New Safe Harbors for Telehealth

New and modified safe harbors to the Stark Law and Anti-Kickback statue allow healthcare providers and entities more flexibility to create and expand telehealth platforms in compliant fashion.

On November 20, 2020, the Centers for Medicare & Medicaid Services (“CMS”) and the Office of the Inspector General (“OIG”) finalized the rules modifying the safe harbors under the Anti-Kickback Statute and exceptions under the Stark Law, creating seven new safe harbors for value-based arrangements, modifying four already in place and codifying one new exception.

These changes offer opportunities for healthcare providers and entities to make better use of telehealth options in a “value-based enterprise” as opposed to the former regulatory framework which was tailored to a fee-for service environment.  Providers will benefit from a reduced burden of regulatory compliance.  Patients will benefit from improved outcomes and reduced cost of care.

By way of background, the Stark Law, otherwise known as the physician self-referral law, prohibits referrals by a physician to another provider if the physician or his immediate family has a financial relationship with the provider (with certain exceptions). The Anti-Kickback Statute (“AKS”), meanwhile, bars the exchange of remuneration – which according to this law is anything of value – for referrals that are payable by a federal healthcare program such as Medicare.

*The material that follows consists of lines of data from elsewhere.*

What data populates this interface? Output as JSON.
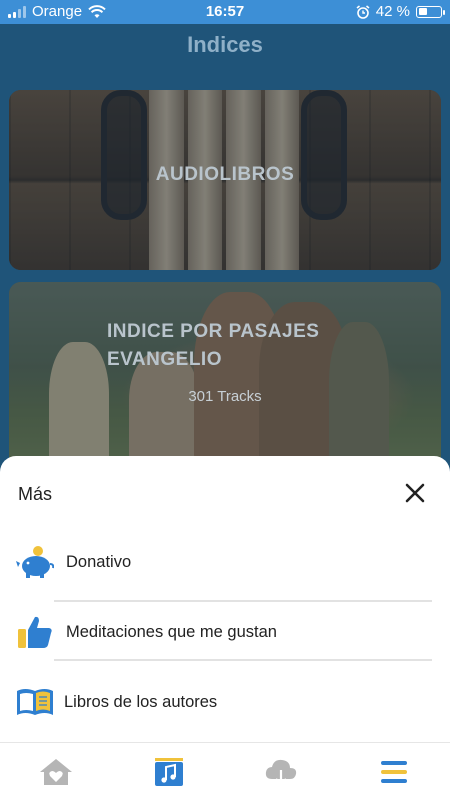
{
  "status_bar": {
    "carrier": "Orange",
    "time": "16:57",
    "battery_percent": "42 %",
    "battery_level": 0.42,
    "icons": [
      "signal-icon",
      "wifi-icon",
      "alarm-icon",
      "battery-icon"
    ]
  },
  "header": {
    "title": "Indices"
  },
  "cards": [
    {
      "title": "AUDIOLIBROS",
      "subtitle": ""
    },
    {
      "title_line1": "INDICE POR PASAJES",
      "title_line2": "EVANGELIO",
      "subtitle": "301 Tracks"
    }
  ],
  "sheet": {
    "title": "Más",
    "close_icon": "close-icon",
    "items": [
      {
        "label": "Donativo",
        "icon": "piggy-bank-icon"
      },
      {
        "label": "Meditaciones que me gustan",
        "icon": "thumbs-up-icon"
      },
      {
        "label": "Libros de los autores",
        "icon": "book-icon"
      }
    ]
  },
  "tab_bar": {
    "tabs": [
      {
        "icon": "home-heart-icon",
        "active": false
      },
      {
        "icon": "music-note-icon",
        "active": true
      },
      {
        "icon": "cloud-download-icon",
        "active": false
      },
      {
        "icon": "menu-icon",
        "active": true
      }
    ]
  },
  "colors": {
    "status_bar": "#3d8fd6",
    "background": "#1f5479",
    "accent_blue": "#2f7fd0",
    "accent_yellow": "#f0c23b",
    "tab_inactive": "#b5b5b5"
  }
}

As part of the Department of Health and Human Services’ (“HHS”) “regulatory sprint to coordinated care”, these new rules are aimed at reducing regulatory barriers to care coordination and accelerating the transformation of the health care system, including the use of telehealth.  Healthcare providers who were previously discouraged from entering into innovative arrangements due to concerns over noncompliance with the Stark Law or other regulatory schemes now have more freedom in a system that compensates according to value rather than volume of services.

The new safe harbors fall into the following categories: three types of value-based arrangements with varying levels of financial risk (no assumed risk, substantial risk and full risk), patient engagement and support, CMS-sponsored payment and delivery models, and cybersecurity technology and services.

Prior to the new changes, if a hospital engaged a physician to provide telehealth services and paid the physician for his or her services and also provided telehealth related equipment, connectivity or software to the physician free of charge, such an arrangement likely would have been problematic under both the Stark anti-referral prohibition and the AKS.

Under the new rules, by forming a value-based enterprise and observing the financial risk guidelines of the appropriate safe harbor, it could be permissible for a provider to accept in-kind, or even potentially monetary remuneration, from a technology company in the form of free or reduced cost hardware or services, or even participate in a shared savings arrangement.

With the application of these new safe harbors, largely gone is the requirement to demonstrate fair market value of goods or services.  Another major change is near elimination of the prohibition against taking into account volume or value of referrals (again, presuming safe harbors apply).  These modifications of the regulatory scheme are designed to overcome prior hurdles related to care coordination and improving patient engagement and support.  As a result, providers will be less restricted in how they offer treatment and services via telehealth, and in particular, via Remote Patient Monitoring.  For example, in partnership with a technology company, a physician could provide a patient with a smart device at no cost to facilitate more convenient in-home monitoring whether for blood sugar, heart rate or rhythm, or other vital statistics.

In recognition of the urgent problem of cyber threats to the health care industry, these changes also include a new safe harbor for cyber security technology and services to allow remuneration in the form of cybersecurity-related hardware.  With ransomware attacks, phishing campaigns and data breaches steadily on the rise in the healthcare sector, these changes are vital to improved protection of electronic health records.

On a related note, an existing safe harbor regarding electronic health records was modified to improve interoperability, clarify cybersecurity protections and remove the sunset provision and prohibition of donated equivalent technology.

One final change related to telehealth is the addition of a new exception related to the Beneficiary Inducement Civil Monetary Penalty, allowing for programs that use telehealth in home-based dialysis treatment.

As the current pandemic continues and thereafter, telehealth is expected to remain a staple in healthcare for the foreseeable future.  The new safe harbors and exceptions offer providers and their patients a greater flexibility than ever before to use telehealth more safely and efficiently.

Originally published in Healthcare Michigan, December 2020.

About the Author:  

Kimberly Ruppel is a co-chair of Dickinson Wright PLLC’s Telehealth Task Force.  She has over 20 years’ experience as a commercial litigator who represents healthcare providers, insurers and benefit plans in matters related to healthcare litigation, licensing and regulatory disputes, governmental fraud and abuse investigations, HIPAA compliance, ERISA and insurance claims, coverage and fiduciary disputes, and class actions in state and Federal courts.